#### What this task involves
Copy each line below in which the string "JSON" occurs.

#### Stored data
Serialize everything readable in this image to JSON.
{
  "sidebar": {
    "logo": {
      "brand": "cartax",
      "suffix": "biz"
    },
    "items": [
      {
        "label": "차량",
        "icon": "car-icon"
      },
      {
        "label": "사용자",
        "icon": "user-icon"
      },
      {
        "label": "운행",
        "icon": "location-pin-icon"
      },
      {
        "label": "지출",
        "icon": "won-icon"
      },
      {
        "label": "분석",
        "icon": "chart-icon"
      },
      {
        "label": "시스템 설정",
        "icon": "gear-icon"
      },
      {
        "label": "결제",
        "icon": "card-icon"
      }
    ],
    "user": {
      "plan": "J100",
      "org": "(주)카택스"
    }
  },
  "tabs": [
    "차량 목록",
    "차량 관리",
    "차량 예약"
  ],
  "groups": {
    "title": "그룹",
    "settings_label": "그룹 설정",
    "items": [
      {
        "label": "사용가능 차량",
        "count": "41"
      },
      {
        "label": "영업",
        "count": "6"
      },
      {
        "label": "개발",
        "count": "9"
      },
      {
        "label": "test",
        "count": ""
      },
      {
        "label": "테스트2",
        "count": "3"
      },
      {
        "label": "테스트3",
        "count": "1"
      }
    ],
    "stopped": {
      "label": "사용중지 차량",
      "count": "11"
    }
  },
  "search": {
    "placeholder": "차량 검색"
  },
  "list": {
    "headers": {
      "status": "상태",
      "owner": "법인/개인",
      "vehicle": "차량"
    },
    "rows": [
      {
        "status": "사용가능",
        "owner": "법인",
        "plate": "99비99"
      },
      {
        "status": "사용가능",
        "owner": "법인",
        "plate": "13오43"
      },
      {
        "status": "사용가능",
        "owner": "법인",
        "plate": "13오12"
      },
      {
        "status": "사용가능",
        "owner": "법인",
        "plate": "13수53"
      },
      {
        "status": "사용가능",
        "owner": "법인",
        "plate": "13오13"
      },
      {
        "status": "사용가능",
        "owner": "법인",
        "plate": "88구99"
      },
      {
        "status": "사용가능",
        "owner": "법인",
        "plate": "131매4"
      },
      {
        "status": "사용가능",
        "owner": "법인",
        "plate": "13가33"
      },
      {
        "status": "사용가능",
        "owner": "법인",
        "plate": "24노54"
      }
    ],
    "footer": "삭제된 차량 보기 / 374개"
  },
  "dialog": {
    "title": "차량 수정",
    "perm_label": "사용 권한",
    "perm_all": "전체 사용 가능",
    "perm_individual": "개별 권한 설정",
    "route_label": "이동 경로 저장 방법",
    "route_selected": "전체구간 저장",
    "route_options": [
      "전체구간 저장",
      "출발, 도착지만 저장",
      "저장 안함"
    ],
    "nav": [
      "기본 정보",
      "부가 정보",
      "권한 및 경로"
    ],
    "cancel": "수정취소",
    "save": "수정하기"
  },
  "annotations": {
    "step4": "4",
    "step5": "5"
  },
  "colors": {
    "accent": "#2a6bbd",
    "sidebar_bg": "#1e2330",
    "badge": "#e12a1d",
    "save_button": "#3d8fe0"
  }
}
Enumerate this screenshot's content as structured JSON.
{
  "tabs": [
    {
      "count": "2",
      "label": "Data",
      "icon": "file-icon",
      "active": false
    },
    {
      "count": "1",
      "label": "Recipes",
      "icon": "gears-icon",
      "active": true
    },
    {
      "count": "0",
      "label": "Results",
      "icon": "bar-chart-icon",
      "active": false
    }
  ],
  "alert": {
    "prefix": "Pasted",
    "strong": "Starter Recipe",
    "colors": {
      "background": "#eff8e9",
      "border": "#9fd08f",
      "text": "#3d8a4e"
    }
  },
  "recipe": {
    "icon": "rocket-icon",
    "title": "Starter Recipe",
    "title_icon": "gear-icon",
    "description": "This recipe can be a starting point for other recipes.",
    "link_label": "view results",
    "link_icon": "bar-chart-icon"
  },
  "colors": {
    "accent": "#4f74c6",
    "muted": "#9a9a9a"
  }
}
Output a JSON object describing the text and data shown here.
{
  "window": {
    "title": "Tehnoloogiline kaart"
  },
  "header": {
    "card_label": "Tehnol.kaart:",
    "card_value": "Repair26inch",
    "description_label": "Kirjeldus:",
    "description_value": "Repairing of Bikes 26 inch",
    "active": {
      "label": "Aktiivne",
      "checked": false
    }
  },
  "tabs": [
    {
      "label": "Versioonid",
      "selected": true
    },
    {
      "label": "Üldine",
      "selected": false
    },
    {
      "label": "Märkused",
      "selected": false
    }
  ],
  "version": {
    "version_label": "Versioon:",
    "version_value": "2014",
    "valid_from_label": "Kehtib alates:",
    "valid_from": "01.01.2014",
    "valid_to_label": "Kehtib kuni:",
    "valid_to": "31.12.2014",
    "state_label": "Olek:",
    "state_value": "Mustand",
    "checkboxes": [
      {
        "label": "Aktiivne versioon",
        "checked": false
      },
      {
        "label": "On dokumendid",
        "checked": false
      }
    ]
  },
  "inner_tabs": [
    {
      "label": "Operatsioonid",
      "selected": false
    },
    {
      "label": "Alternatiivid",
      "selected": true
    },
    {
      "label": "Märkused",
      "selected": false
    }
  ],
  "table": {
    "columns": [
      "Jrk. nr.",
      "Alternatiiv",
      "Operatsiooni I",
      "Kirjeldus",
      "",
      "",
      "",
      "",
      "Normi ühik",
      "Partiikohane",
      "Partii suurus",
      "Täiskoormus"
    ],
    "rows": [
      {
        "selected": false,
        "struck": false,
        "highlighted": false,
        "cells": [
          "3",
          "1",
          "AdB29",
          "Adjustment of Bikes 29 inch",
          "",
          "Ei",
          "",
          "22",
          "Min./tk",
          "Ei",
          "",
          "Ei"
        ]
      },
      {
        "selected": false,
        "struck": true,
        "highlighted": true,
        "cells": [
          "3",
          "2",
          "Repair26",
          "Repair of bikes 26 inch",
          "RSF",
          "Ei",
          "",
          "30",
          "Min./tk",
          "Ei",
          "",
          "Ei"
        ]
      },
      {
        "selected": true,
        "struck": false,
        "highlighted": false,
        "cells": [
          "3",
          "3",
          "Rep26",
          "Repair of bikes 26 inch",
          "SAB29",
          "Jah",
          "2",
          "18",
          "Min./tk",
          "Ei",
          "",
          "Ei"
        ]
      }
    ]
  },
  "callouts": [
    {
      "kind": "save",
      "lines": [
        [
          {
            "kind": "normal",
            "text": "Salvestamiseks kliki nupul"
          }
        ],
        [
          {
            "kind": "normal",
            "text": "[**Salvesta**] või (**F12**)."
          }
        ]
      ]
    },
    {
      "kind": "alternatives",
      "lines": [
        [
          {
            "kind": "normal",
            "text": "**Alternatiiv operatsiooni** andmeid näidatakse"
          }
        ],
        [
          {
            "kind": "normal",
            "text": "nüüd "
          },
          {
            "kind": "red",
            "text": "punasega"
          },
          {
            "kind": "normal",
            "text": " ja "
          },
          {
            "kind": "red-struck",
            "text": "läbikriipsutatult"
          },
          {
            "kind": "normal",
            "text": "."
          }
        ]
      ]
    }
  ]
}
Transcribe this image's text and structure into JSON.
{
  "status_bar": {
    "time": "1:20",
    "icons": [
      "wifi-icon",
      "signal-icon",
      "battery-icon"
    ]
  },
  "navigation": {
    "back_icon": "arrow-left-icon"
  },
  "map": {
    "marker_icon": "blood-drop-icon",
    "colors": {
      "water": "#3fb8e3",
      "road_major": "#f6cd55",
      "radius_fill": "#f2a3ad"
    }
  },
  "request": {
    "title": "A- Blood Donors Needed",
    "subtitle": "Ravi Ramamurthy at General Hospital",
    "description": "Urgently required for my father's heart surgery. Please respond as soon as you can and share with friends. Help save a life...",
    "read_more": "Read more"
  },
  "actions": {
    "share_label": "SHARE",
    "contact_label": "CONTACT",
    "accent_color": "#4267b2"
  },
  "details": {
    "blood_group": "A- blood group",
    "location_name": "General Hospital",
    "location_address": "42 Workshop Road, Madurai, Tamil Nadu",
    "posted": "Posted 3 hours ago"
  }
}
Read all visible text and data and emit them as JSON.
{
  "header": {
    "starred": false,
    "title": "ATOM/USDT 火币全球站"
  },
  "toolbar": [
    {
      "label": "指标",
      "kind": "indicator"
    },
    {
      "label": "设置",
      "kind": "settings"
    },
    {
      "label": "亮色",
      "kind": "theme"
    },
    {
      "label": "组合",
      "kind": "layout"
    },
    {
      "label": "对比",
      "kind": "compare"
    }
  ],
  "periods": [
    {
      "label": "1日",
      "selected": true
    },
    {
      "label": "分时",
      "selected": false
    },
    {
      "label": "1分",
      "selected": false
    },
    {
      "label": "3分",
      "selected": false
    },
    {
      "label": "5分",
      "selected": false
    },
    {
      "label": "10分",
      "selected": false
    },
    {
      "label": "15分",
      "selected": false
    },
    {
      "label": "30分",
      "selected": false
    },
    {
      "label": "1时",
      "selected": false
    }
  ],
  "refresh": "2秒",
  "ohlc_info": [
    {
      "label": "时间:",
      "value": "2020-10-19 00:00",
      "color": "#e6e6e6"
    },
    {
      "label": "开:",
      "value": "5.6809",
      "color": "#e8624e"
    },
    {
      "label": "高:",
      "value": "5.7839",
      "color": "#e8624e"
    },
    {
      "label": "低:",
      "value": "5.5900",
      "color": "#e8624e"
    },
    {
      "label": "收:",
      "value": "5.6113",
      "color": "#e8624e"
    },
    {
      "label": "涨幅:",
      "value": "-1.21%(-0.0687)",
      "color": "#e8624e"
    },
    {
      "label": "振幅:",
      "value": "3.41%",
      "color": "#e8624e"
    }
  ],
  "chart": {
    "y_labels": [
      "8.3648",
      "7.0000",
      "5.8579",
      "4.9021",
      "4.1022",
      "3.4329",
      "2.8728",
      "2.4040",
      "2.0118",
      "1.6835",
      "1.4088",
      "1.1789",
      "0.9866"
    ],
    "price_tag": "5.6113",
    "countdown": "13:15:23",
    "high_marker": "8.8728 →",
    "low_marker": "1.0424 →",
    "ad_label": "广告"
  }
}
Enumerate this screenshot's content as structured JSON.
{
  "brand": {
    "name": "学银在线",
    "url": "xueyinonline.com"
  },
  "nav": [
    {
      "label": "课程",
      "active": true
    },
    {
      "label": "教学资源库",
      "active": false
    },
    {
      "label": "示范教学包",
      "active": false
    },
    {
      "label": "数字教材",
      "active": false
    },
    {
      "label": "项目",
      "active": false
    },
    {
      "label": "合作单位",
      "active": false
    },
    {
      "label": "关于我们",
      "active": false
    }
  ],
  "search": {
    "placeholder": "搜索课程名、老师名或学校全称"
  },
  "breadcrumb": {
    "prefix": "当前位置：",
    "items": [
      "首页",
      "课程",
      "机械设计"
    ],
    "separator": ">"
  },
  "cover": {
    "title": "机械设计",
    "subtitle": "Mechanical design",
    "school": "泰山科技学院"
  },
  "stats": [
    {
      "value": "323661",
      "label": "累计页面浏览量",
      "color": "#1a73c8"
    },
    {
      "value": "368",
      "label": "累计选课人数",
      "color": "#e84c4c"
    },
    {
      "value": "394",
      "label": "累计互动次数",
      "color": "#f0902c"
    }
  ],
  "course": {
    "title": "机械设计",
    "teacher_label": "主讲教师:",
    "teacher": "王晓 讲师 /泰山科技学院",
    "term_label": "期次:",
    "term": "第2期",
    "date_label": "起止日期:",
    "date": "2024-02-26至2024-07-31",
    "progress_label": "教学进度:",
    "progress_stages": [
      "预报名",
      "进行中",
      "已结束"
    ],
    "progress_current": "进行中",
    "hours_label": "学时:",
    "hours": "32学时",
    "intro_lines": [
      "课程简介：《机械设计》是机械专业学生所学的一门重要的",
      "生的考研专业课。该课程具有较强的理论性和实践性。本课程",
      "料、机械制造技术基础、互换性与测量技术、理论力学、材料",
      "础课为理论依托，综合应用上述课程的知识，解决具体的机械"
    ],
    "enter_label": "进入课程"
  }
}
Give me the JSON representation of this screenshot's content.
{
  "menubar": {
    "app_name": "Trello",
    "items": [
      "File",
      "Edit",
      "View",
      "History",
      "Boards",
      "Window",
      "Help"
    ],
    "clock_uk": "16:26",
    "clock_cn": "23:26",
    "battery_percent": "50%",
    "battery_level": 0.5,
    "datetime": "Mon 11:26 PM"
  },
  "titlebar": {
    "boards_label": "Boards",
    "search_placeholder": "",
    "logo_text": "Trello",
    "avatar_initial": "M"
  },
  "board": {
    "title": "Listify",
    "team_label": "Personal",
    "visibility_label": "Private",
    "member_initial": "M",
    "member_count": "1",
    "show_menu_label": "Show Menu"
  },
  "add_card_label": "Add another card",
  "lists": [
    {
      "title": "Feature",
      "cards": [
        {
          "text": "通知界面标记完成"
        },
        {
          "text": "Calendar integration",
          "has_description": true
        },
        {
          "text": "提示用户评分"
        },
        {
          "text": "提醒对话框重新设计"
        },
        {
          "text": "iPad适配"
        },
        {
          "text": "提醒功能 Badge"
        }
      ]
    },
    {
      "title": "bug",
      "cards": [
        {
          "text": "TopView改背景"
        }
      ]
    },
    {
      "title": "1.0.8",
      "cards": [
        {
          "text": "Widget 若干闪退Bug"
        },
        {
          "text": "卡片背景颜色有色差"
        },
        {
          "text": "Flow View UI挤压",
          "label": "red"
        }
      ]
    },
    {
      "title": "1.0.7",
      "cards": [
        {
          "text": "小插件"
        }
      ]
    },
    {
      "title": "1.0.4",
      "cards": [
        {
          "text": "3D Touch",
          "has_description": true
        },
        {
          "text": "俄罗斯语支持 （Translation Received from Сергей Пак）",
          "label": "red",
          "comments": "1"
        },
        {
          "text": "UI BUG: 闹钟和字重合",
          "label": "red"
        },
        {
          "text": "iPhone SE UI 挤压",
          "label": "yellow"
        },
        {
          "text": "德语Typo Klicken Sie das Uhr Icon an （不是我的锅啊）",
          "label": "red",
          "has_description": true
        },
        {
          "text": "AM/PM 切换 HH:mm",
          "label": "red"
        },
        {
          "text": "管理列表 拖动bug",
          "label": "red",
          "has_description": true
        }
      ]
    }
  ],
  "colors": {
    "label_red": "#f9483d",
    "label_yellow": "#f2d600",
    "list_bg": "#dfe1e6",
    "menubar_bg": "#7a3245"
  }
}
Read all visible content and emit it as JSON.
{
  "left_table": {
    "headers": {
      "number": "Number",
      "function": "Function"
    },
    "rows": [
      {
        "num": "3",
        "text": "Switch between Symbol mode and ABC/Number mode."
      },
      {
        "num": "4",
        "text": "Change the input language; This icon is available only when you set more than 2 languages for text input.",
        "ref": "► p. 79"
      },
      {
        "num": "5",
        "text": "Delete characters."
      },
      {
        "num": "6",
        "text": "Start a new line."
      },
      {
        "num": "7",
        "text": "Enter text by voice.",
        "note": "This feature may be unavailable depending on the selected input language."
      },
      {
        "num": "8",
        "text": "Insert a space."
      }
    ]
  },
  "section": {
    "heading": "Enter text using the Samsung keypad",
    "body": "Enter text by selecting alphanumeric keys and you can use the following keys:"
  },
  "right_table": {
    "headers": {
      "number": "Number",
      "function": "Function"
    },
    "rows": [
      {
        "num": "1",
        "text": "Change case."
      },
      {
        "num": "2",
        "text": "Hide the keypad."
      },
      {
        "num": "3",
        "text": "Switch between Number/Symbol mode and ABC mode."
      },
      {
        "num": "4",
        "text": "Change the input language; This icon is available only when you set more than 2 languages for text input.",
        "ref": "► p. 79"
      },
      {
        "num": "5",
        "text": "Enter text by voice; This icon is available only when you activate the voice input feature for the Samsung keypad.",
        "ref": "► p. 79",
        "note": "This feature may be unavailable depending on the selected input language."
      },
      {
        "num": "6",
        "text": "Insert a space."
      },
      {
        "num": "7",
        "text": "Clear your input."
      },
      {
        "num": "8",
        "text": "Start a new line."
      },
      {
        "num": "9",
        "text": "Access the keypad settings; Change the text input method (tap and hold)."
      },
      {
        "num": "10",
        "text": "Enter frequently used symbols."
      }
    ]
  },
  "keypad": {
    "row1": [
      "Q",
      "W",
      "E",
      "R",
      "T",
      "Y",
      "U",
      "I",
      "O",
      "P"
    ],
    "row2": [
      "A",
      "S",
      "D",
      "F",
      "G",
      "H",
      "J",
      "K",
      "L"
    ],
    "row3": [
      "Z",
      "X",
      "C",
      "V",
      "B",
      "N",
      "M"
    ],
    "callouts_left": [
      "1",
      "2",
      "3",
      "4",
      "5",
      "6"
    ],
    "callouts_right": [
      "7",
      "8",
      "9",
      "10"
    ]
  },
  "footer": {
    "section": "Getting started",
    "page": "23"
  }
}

#### The answer
Serialize everything readable in this image to JSON.
Enumerate this screenshot's content as structured JSON.
Output a JSON object describing the text and data shown here.
Transcribe this image's text and structure into JSON.
Read all visible text and data and emit them as JSON.
Enumerate this screenshot's content as structured JSON.
Give me the JSON representation of this screenshot's content.
Read all visible content and emit it as JSON.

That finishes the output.